* [Task prompt]: Write out the full set of records exactly. Any pictures in them do not belong in the copy.

[Supplied material]

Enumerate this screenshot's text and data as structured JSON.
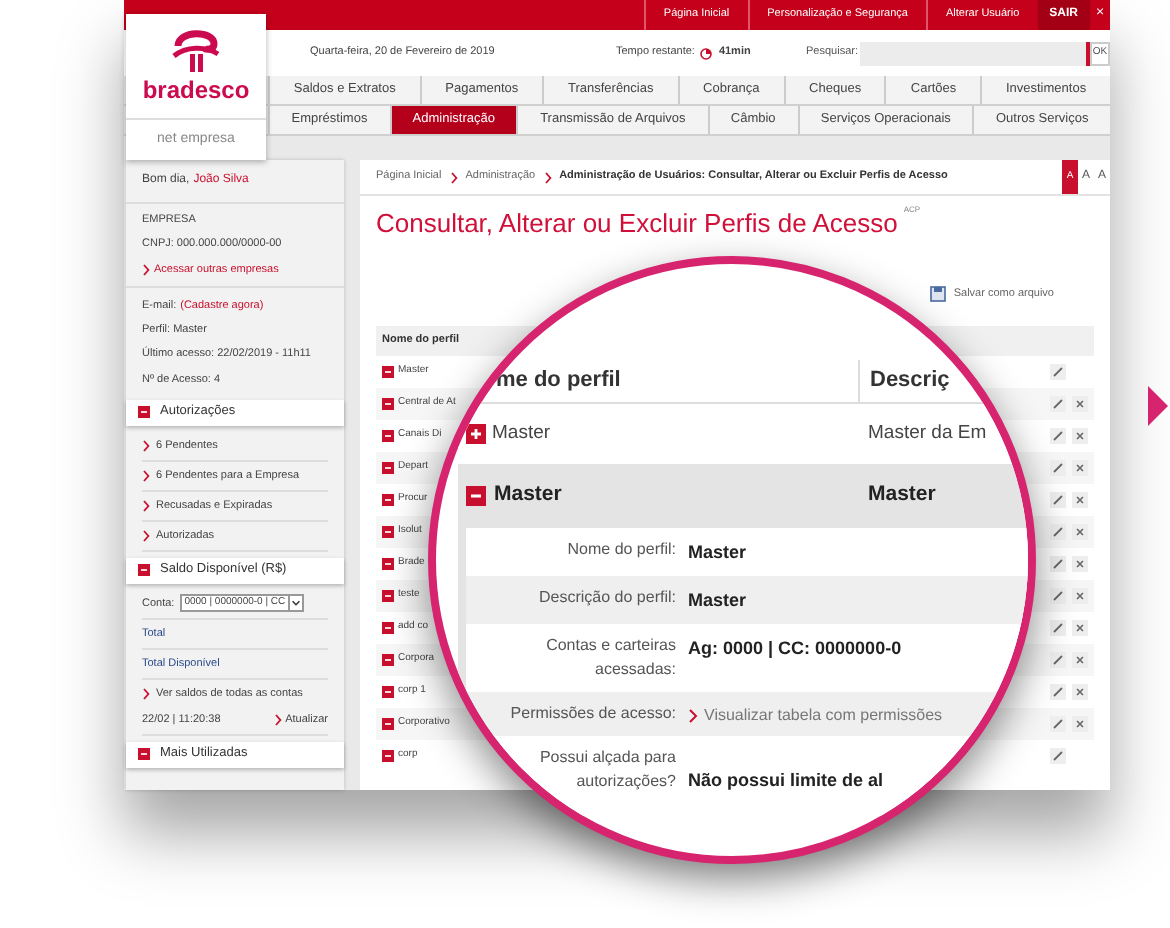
{
  "header": {
    "top_links": [
      "Página Inicial",
      "Personalização e Segurança",
      "Alterar Usuário"
    ],
    "exit": "SAIR",
    "close": "×",
    "logo": {
      "name": "bradesco",
      "product": "net empresa"
    },
    "date": "Quarta-feira, 20 de Fevereiro de 2019",
    "timer_label": "Tempo restante:",
    "timer": "41min",
    "search": {
      "label": "Pesquisar:",
      "button": "OK"
    }
  },
  "nav": {
    "upper": [
      {
        "label": "Saldos e Extratos",
        "selected": false
      },
      {
        "label": "Pagamentos",
        "selected": false
      },
      {
        "label": "Transferências",
        "selected": false
      },
      {
        "label": "Cobrança",
        "selected": false
      },
      {
        "label": "Cheques",
        "selected": false
      },
      {
        "label": "Cartões",
        "selected": false
      },
      {
        "label": "Investimentos",
        "selected": false
      }
    ],
    "lower": [
      {
        "label": "Empréstimos",
        "selected": false
      },
      {
        "label": "Administração",
        "selected": true
      },
      {
        "label": "Transmissão de Arquivos",
        "selected": false
      },
      {
        "label": "Câmbio",
        "selected": false
      },
      {
        "label": "Serviços Operacionais",
        "selected": false
      },
      {
        "label": "Outros Serviços",
        "selected": false
      }
    ]
  },
  "sidebar": {
    "greeting": "Bom dia,",
    "user_name": "João Silva",
    "company": {
      "label": "EMPRESA",
      "cnpj": "CNPJ: 000.000.000/0000-00",
      "link": "Acessar outras empresas"
    },
    "email": {
      "label": "E-mail:",
      "link": "(Cadastre agora)"
    },
    "info": [
      "Perfil: Master",
      "Último acesso: 22/02/2019 - 11h11",
      "Nº de Acesso: 4"
    ],
    "authorizations": {
      "title": "Autorizações",
      "links": [
        "6 Pendentes",
        "6 Pendentes para a Empresa",
        "Recusadas e Expiradas",
        "Autorizadas"
      ]
    },
    "balance": {
      "title": "Saldo Disponível (R$)",
      "account_label": "Conta:",
      "account": "0000 | 0000000-0 | CC",
      "total": "Total",
      "total_available": "Total Disponível",
      "all_accounts": "Ver saldos de todas as contas",
      "timestamp": "22/02 | 11:20:38",
      "refresh": "Atualizar"
    },
    "most_used": {
      "title": "Mais Utilizadas"
    }
  },
  "main": {
    "breadcrumb": [
      "Página Inicial",
      "Administração",
      "Administração de Usuários: Consultar, Alterar ou Excluir Perfis de Acesso"
    ],
    "font_sizes": [
      {
        "label": "A",
        "selected": true
      },
      {
        "label": "A",
        "selected": false
      },
      {
        "label": "A",
        "selected": false
      }
    ],
    "title": "Consultar, Alterar ou Excluir Perfis de Acesso",
    "code": "ACP",
    "save": "Salvar como arquivo",
    "table": {
      "column": "Nome do perfil",
      "rows": [
        {
          "name": "Master",
          "deletable": false
        },
        {
          "name": "Central de At",
          "deletable": true
        },
        {
          "name": "Canais Di",
          "deletable": true
        },
        {
          "name": "Depart",
          "deletable": true
        },
        {
          "name": "Procur",
          "deletable": true
        },
        {
          "name": "Isolut",
          "deletable": true
        },
        {
          "name": "Brade",
          "deletable": true
        },
        {
          "name": "teste",
          "deletable": true
        },
        {
          "name": "add co",
          "deletable": true
        },
        {
          "name": "Corpora",
          "deletable": true
        },
        {
          "name": "corp 1",
          "deletable": true
        },
        {
          "name": "Corporativo",
          "deletable": true
        },
        {
          "name": "corp",
          "deletable": false
        }
      ]
    }
  },
  "magnifier": {
    "columns": [
      "me do perfil",
      "Descriç"
    ],
    "rows": [
      {
        "name": "Master",
        "description": "Master da Em",
        "expanded": false
      },
      {
        "name": "Master",
        "description": "Master",
        "expanded": true
      }
    ],
    "details": [
      {
        "label": "Nome do perfil:",
        "value": "Master",
        "kind": "text"
      },
      {
        "label": "Descrição do perfil:",
        "value": "Master",
        "kind": "text"
      },
      {
        "label": "Contas e carteiras acessadas:",
        "value": "Ag: 0000 | CC: 0000000-0",
        "kind": "text"
      },
      {
        "label": "Permissões de acesso:",
        "value": "Visualizar tabela com permissões",
        "kind": "link"
      },
      {
        "label": "Possui alçada para autorizações?",
        "value": "Não possui limite de al",
        "kind": "text"
      }
    ]
  }
}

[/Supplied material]

* [Written reply]:
Enumerate this screenshot's text and data as structured JSON.
{
  "header": {
    "top_links": [
      "Página Inicial",
      "Personalização e Segurança",
      "Alterar Usuário"
    ],
    "exit": "SAIR",
    "close": "×",
    "logo": {
      "name": "bradesco",
      "product": "net empresa"
    },
    "date": "Quarta-feira, 20 de Fevereiro de 2019",
    "timer_label": "Tempo restante:",
    "timer": "41min",
    "search": {
      "label": "Pesquisar:",
      "button": "OK"
    }
  },
  "nav": {
    "upper": [
      {
        "label": "Saldos e Extratos",
        "selected": false
      },
      {
        "label": "Pagamentos",
        "selected": false
      },
      {
        "label": "Transferências",
        "selected": false
      },
      {
        "label": "Cobrança",
        "selected": false
      },
      {
        "label": "Cheques",
        "selected": false
      },
      {
        "label": "Cartões",
        "selected": false
      },
      {
        "label": "Investimentos",
        "selected": false
      }
    ],
    "lower": [
      {
        "label": "Empréstimos",
        "selected": false
      },
      {
        "label": "Administração",
        "selected": true
      },
      {
        "label": "Transmissão de Arquivos",
        "selected": false
      },
      {
        "label": "Câmbio",
        "selected": false
      },
      {
        "label": "Serviços Operacionais",
        "selected": false
      },
      {
        "label": "Outros Serviços",
        "selected": false
      }
    ]
  },
  "sidebar": {
    "greeting": "Bom dia,",
    "user_name": "João Silva",
    "company": {
      "label": "EMPRESA",
      "cnpj": "CNPJ: 000.000.000/0000-00",
      "link": "Acessar outras empresas"
    },
    "email": {
      "label": "E-mail:",
      "link": "(Cadastre agora)"
    },
    "info": [
      "Perfil: Master",
      "Último acesso: 22/02/2019 - 11h11",
      "Nº de Acesso: 4"
    ],
    "authorizations": {
      "title": "Autorizações",
      "links": [
        "6 Pendentes",
        "6 Pendentes para a Empresa",
        "Recusadas e Expiradas",
        "Autorizadas"
      ]
    },
    "balance": {
      "title": "Saldo Disponível (R$)",
      "account_label": "Conta:",
      "account": "0000 | 0000000-0 | CC",
      "total": "Total",
      "total_available": "Total Disponível",
      "all_accounts": "Ver saldos de todas as contas",
      "timestamp": "22/02 | 11:20:38",
      "refresh": "Atualizar"
    },
    "most_used": {
      "title": "Mais Utilizadas"
    }
  },
  "main": {
    "breadcrumb": [
      "Página Inicial",
      "Administração",
      "Administração de Usuários: Consultar, Alterar ou Excluir Perfis de Acesso"
    ],
    "font_sizes": [
      {
        "label": "A",
        "selected": true
      },
      {
        "label": "A",
        "selected": false
      },
      {
        "label": "A",
        "selected": false
      }
    ],
    "title": "Consultar, Alterar ou Excluir Perfis de Acesso",
    "code": "ACP",
    "save": "Salvar como arquivo",
    "table": {
      "column": "Nome do perfil",
      "rows": [
        {
          "name": "Master",
          "deletable": false
        },
        {
          "name": "Central de At",
          "deletable": true
        },
        {
          "name": "Canais Di",
          "deletable": true
        },
        {
          "name": "Depart",
          "deletable": true
        },
        {
          "name": "Procur",
          "deletable": true
        },
        {
          "name": "Isolut",
          "deletable": true
        },
        {
          "name": "Brade",
          "deletable": true
        },
        {
          "name": "teste",
          "deletable": true
        },
        {
          "name": "add co",
          "deletable": true
        },
        {
          "name": "Corpora",
          "deletable": true
        },
        {
          "name": "corp 1",
          "deletable": true
        },
        {
          "name": "Corporativo",
          "deletable": true
        },
        {
          "name": "corp",
          "deletable": false
        }
      ]
    }
  },
  "magnifier": {
    "columns": [
      "me do perfil",
      "Descriç"
    ],
    "rows": [
      {
        "name": "Master",
        "description": "Master da Em",
        "expanded": false
      },
      {
        "name": "Master",
        "description": "Master",
        "expanded": true
      }
    ],
    "details": [
      {
        "label": "Nome do perfil:",
        "value": "Master",
        "kind": "text"
      },
      {
        "label": "Descrição do perfil:",
        "value": "Master",
        "kind": "text"
      },
      {
        "label": "Contas e carteiras acessadas:",
        "value": "Ag: 0000 | CC: 0000000-0",
        "kind": "text"
      },
      {
        "label": "Permissões de acesso:",
        "value": "Visualizar tabela com permissões",
        "kind": "link"
      },
      {
        "label": "Possui alçada para autorizações?",
        "value": "Não possui limite de al",
        "kind": "text"
      }
    ]
  }
}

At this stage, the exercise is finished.